Required work — Check every line of the data for the string "name" and copy the ones that have it.

Records to process START

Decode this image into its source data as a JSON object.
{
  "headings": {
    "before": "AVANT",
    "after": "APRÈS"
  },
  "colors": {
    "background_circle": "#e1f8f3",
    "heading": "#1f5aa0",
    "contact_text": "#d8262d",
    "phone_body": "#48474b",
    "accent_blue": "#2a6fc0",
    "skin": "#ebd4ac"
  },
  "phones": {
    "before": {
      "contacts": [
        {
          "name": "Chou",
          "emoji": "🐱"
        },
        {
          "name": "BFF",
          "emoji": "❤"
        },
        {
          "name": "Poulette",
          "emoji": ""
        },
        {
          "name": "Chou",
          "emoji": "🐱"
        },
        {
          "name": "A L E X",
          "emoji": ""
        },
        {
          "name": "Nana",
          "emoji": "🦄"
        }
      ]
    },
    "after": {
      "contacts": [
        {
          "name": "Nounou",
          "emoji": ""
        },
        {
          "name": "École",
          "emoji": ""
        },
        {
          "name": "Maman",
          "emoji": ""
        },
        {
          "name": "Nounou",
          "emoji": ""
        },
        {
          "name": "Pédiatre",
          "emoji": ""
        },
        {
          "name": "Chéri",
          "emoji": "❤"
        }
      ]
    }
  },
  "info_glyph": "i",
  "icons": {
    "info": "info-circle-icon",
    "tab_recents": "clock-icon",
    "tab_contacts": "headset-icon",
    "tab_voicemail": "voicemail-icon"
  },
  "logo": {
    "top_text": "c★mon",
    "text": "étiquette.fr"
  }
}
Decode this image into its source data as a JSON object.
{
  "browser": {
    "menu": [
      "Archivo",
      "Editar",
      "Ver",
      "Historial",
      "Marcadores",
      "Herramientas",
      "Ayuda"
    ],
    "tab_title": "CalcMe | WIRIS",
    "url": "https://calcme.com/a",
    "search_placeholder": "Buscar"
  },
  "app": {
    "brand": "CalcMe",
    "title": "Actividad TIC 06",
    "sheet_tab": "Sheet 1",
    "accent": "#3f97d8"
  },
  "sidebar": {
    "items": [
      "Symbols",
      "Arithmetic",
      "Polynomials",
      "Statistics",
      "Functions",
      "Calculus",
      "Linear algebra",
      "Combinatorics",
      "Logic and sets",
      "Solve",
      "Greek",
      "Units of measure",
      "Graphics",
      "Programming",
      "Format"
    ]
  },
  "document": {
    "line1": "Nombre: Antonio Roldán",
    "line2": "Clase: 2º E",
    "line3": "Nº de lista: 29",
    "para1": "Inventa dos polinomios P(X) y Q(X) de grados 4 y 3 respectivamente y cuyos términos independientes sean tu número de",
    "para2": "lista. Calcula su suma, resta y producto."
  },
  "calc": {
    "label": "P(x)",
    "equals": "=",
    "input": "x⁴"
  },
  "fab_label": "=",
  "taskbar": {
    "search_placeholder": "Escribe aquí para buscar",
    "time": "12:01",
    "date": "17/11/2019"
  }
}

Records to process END

Response to this exercise —
          "name": "Chou",
          "name": "BFF",
          "name": "Poulette",
          "name": "Chou",
          "name": "A L E X",
          "name": "Nana",
          "name": "Nounou",
          "name": "École",
          "name": "Maman",
          "name": "Nounou",
          "name": "Pédiatre",
          "name": "Chéri",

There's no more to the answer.